**Task inputs**.
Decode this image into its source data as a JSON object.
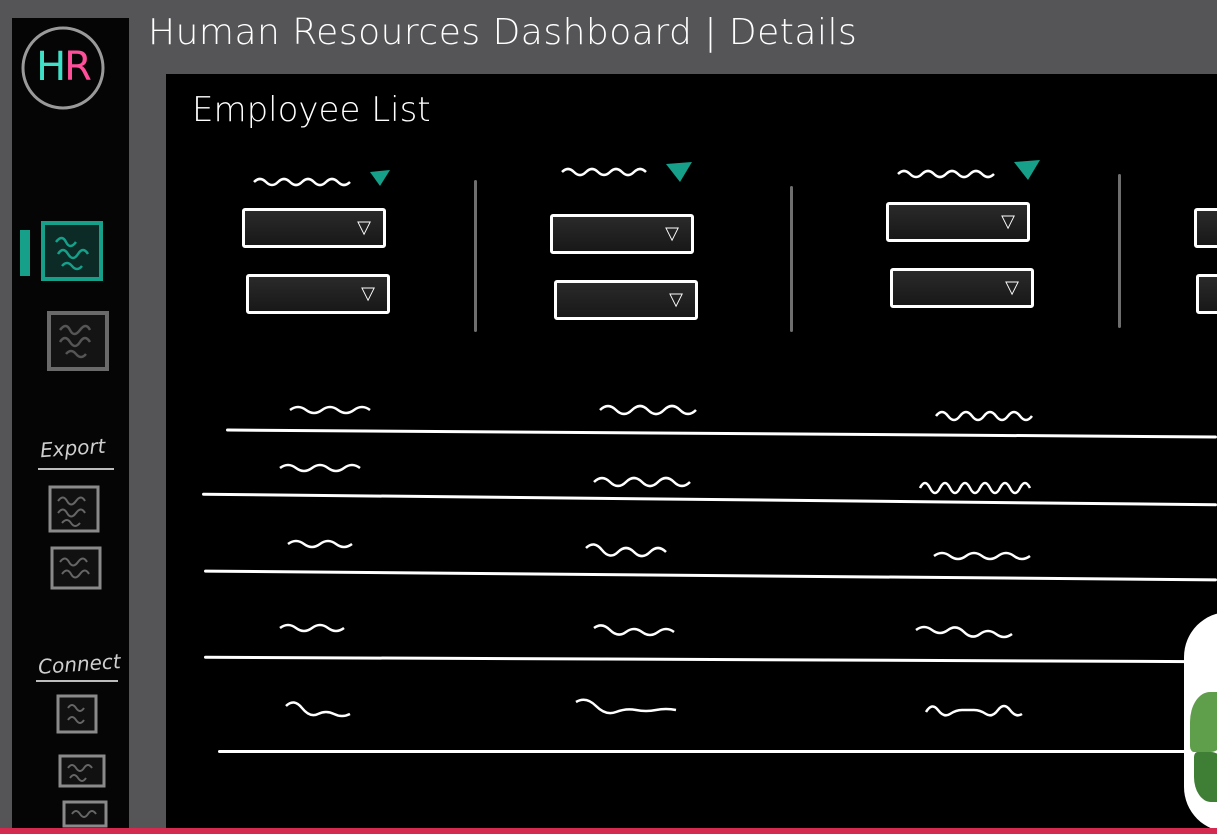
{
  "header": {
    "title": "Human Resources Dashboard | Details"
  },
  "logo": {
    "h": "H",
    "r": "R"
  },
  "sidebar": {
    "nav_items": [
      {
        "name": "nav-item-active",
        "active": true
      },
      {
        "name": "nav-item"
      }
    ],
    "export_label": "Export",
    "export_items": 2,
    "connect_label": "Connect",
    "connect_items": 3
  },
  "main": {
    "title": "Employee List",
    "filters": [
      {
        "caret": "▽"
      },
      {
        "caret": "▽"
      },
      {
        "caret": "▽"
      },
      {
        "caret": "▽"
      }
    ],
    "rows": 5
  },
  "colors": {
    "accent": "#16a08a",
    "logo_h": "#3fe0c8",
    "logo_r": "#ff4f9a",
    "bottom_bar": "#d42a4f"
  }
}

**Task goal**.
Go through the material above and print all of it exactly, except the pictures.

**Response box**.
Decode this image into its source data as a JSON object.
{
  "header": {
    "title": "Human Resources Dashboard | Details"
  },
  "logo": {
    "h": "H",
    "r": "R"
  },
  "sidebar": {
    "nav_items": [
      {
        "name": "nav-item-active",
        "active": true
      },
      {
        "name": "nav-item"
      }
    ],
    "export_label": "Export",
    "export_items": 2,
    "connect_label": "Connect",
    "connect_items": 3
  },
  "main": {
    "title": "Employee List",
    "filters": [
      {
        "caret": "▽"
      },
      {
        "caret": "▽"
      },
      {
        "caret": "▽"
      },
      {
        "caret": "▽"
      }
    ],
    "rows": 5
  },
  "colors": {
    "accent": "#16a08a",
    "logo_h": "#3fe0c8",
    "logo_r": "#ff4f9a",
    "bottom_bar": "#d42a4f"
  }
}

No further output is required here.